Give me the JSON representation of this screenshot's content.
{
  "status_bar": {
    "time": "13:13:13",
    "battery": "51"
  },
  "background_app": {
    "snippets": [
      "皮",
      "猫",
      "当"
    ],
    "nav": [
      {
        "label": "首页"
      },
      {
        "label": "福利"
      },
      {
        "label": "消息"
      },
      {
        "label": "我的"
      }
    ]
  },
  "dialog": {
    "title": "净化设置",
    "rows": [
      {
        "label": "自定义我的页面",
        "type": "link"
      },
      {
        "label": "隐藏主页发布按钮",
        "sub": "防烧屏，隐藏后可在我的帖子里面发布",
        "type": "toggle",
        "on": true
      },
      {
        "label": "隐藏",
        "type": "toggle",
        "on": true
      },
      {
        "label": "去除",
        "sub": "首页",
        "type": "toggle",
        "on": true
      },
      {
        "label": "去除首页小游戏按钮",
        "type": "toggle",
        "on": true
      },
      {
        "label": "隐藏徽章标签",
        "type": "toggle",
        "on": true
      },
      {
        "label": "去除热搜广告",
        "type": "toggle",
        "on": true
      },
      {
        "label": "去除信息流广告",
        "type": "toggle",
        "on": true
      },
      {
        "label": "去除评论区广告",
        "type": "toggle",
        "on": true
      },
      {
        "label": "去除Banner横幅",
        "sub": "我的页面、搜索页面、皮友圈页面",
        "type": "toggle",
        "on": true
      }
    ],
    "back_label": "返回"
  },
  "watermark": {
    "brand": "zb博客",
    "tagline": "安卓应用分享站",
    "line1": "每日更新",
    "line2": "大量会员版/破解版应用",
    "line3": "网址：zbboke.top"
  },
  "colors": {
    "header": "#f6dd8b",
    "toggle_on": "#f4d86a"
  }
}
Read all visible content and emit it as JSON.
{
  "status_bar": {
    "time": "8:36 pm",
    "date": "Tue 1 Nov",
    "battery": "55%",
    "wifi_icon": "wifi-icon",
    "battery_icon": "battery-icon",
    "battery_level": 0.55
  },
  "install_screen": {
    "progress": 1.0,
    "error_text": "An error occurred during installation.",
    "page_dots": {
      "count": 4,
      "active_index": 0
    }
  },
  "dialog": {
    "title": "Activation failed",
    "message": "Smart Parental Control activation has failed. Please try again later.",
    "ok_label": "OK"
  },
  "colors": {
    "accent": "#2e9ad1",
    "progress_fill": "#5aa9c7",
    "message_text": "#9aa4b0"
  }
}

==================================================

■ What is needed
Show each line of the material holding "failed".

■ Answer box
    "title": "Activation failed",
    "message": "Smart Parental Control activation has failed. Please try again later.",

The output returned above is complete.